When the National Women’s Soccer League (NWSL) kicked off its second season April 12, six Notre Dame alumnae were on opening day rosters, including three with FC Kansas City — Laddish (who was a third-round draft pick by the club in January) and former Fighting Irish All-Americans Jen Buczkowski (’07) and Melissa Henderson (’12). Laddish is set to join her team once final exams are over, while Buczkowski has started every match in the midfield and Henderson earned her first start of the season Wednesday night against the Western New York Flash.

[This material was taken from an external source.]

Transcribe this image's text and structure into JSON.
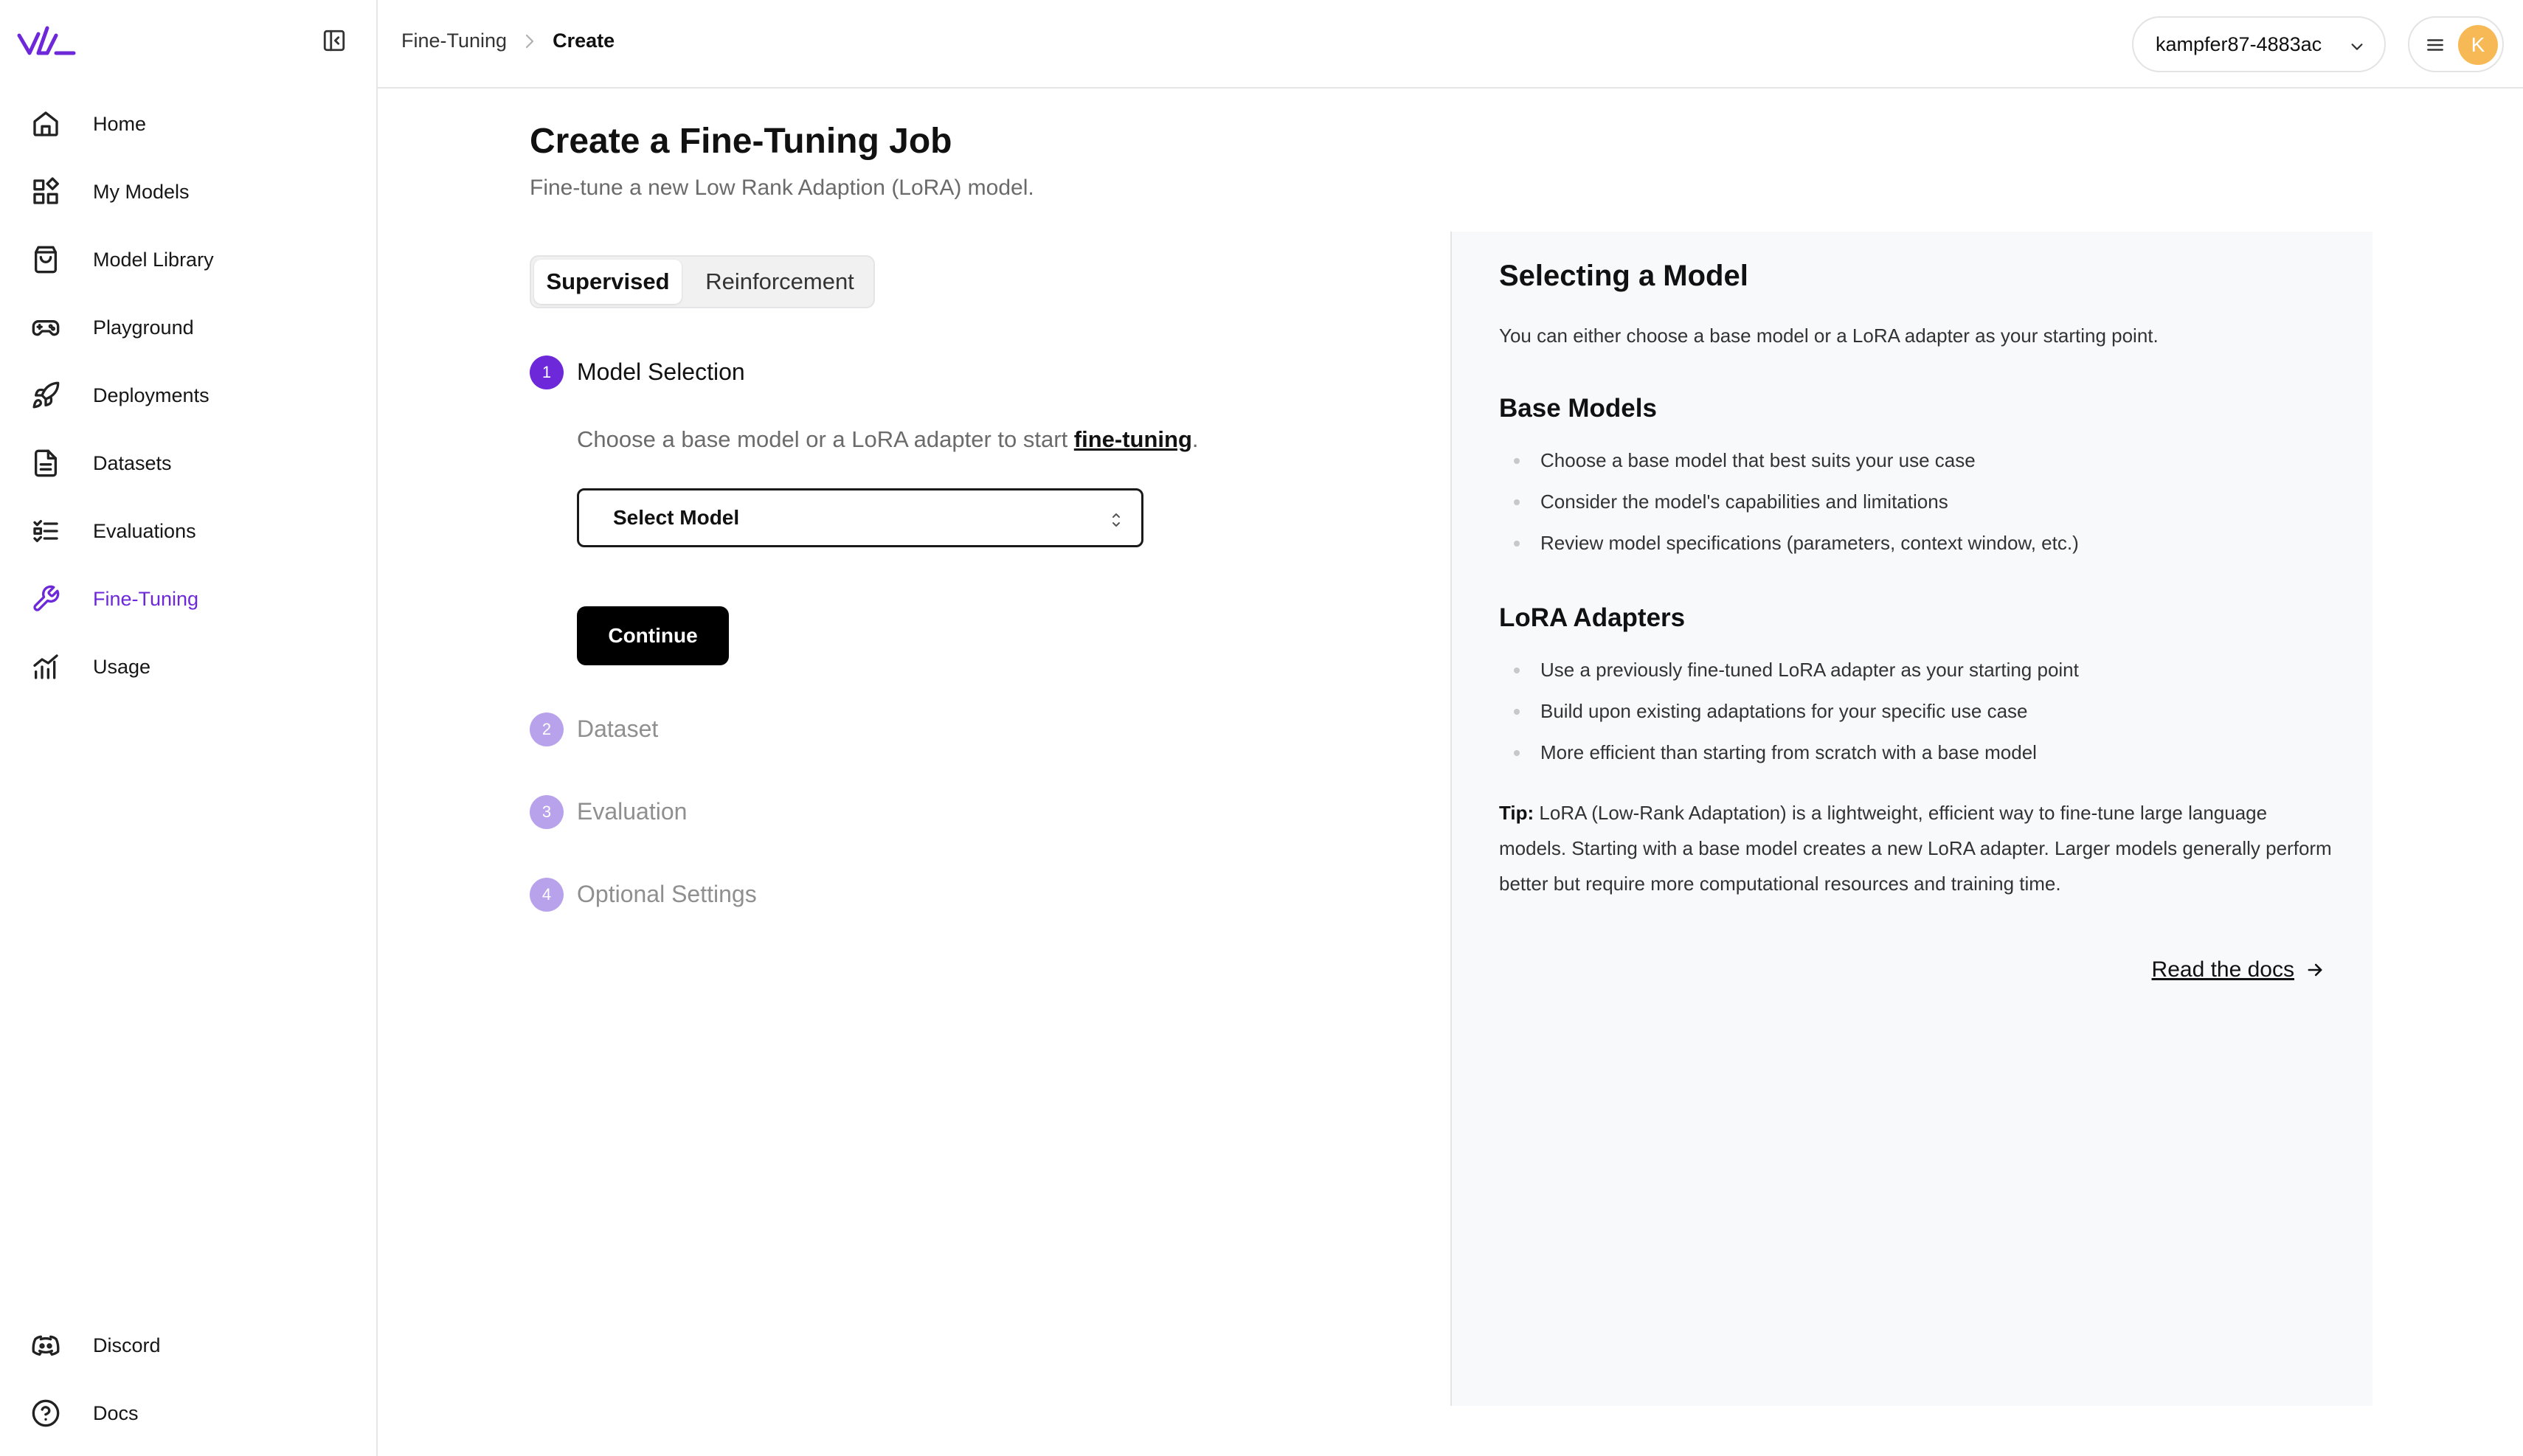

Two other Notre Dame alums (and members of their respective national teams) are slated to eventually suit up for the Chicago Red Stars, as U.S. Women’s National Team midfielder Shannon Boxx (’99) and Canadian frontliner/former Fighting Irish All-American Melissa Tancredi (’04) arrive in the Windy City. Boxx currently is on maternity leave, while Tancredi is set to compete for Canada against the United States in a friendly Thursday night at Investors Group Field in Winnipeg, Manitoba (8 p.m. ET on ESPN3 and espnw.com).
Another former Notre Dame All-American, Brittany Bock (’09) is in her first season with the expansion Houston Dash, playing for former Fighting Irish head coach Randy Waldrum. However, Bock saw her season cut short when she suffered a torn anterior cruciate ligament (ACL) in her left knee early in the first half of her team’s inaugural match (and home opener) on April 12 against defending NWSL champion Portland Thorns FC at BBVA Compass Stadium. She already has undergone successful surgery to repair the injury and is expected to return to the club next season.
Notre Dame is in the process of gaining final approval from the University’s Faculty Board on Athletics to release its 2014 schedule. The docket will feature two new looks, as the ACC moves away from its traditional 13-match round-robin format to a 10-match unbalanced conference schedule (meaning the Fighting Irish will not face three of the other league schools next year). In addition, the ACC has altered its postseason tournament structure, with the top four teams, instead of the top eight, in the final regular season standings now qualifying for the event (the site of which has not yet been announced).
Once Notre Dame has announced its schedule, fans will be able to purchase season and single-match tickets for all 2014 Fighting Irish soccer contests by contacting Notre Dame’s Murnane Family Athletics Ticket Office (574-631-7356; UND.com/buytickets; @NDTIX) or by visiting the ticket windows at either Gate 9 of Purcell Pavilion or Alumni Stadium on match day.
FOLLOWING THE FIGHTING IRISH
For more information on the Fighting Irish women’s soccer program, follow Notre Dame on Twitter (@NDsoccernews or @NDsoccer), like the Fighting Irish on Facebook (facebook.com/NDWomenSoccer) or sign up for the Irish ALERT text-messaging system through the “Fan Center” pulldown menu on the main page at UND.com.
— Chris Masters, Associate Athletic Media Relations Director